Even though we live across the country from one another and don’t have the time to talk nearly as much as we wish we could, whenever we do talk, we only need to say a few words to know exactly what the other is thinking and feeling. And we’d literally do anything for each other.
That why I was so moved by a story I saw the other day, scrolling through Facebook on my phone. It was the story of two sisters, one of whom was facing recurrent miscarriages and infertility, and the beautiful and selfless way the other stepped in to help her.
Melissa Kayser, a 33-year-old from Omaha, Nebraska, had been trying for three years to have a baby.
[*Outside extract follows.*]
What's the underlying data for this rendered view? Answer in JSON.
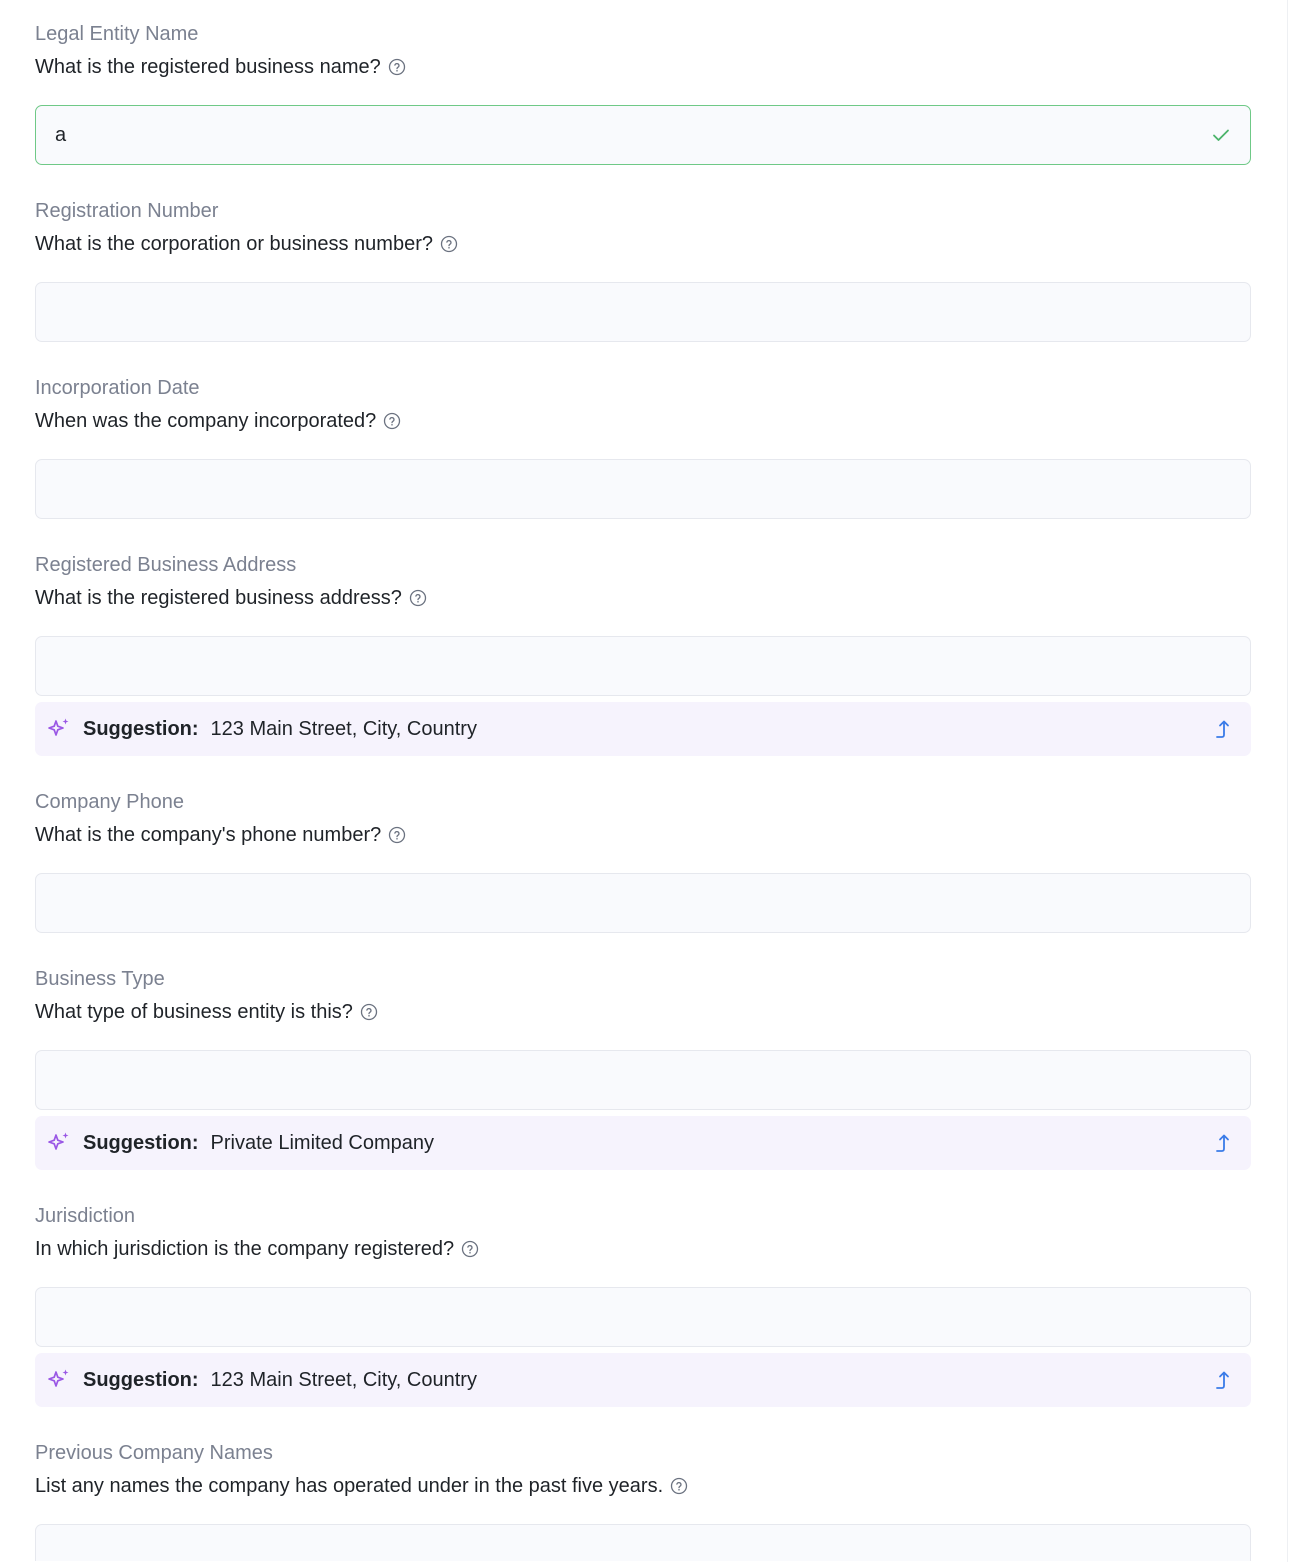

According to Inside Edition, after nine miscarriages, countless infertility treatments, and IVF, Kayser’s doctors suggested that the best route might be to have a surrogate carry her baby for her, using Kayser’s embryos.
And while Kayser desperately wanted to have a baby, the idea of a surrogate made her understandably uncomfortable.
“I was devastated because you think as women we are literally born to do one thing and that’s to reproduce and when you can’t do that one thing you feel like a failure,” Kayser shared with Inside Edition, “I didn’t know if I could emotionally handle another woman being able to carry my child.”
But all that changed when Kayser’s older sister, Lisa Auten, 35, offered to be her surrogate.
As Auten told Inside Edition, she couldn’t stand the fact that her sister was suffering from recurrent losses. “She hurt so badly and she just wanted a child so bad,” Auten shared. “If I could help give her a family, then I was going to do it.”
This amazing offer of sisterly love was life-changing for Kayser, and more than she could have ever dreamed of or asked for. “It was like a huge weight was lifted off my shoulders,” Kayser tells Babble. “I finally had hope again.”
Doctors recommended implanting two embryos into Auten, but didn’t expect both of them to take because one was of poorer quality. Much to everyone’s surprise, both embryos did take — and after an easy and uneventful pregnancy, Auten gave birth to Kayser’s twin daughters in April.
The babies, Tierney and Ashlynn, are currently 6 weeks old (and absolutely adorable!). Kayser told Inside Edition that she was able to feel bonded with her daughters throughout the pregnancy, accompanying her sister to the ultrasounds, and taking every opportunity to feel her little sweethearts move around and kick.
Although the babies are biologically Kayser’s, there is some red tape going on in terms of making everything official. Auten was automatically listed on the birth certificate when the girls were born, and they are still in the process of filing adoption papers. They expect Kayser to officially adopt the babies when they are 6 months old.
Although Auten told Inside Edition that she doesn’t plan on having babies of her own, she will be a highly appreciated aunt, for sure. Kayser shares with Babble that she has already started a scrapbook for the girls, to chronicle their unique birth journey.
“We want our girls to know that their aunt did such an amazing thing for us,” says Kayser. “We want them to know that Mommy’s belly was broken so Aunt Lisa used her belly to carry them.”
How incredibly sweet is that? (Excuse me while I wipe a big fat tear out of my eye.)
As for any mamas out there who are struggling with infertility, Kayser wants them to take her unconventional story to heart, and to keep up the faith. “Please know that you are never alone,” she tells Babble, “And as hard as this journey can be, never give up hope.”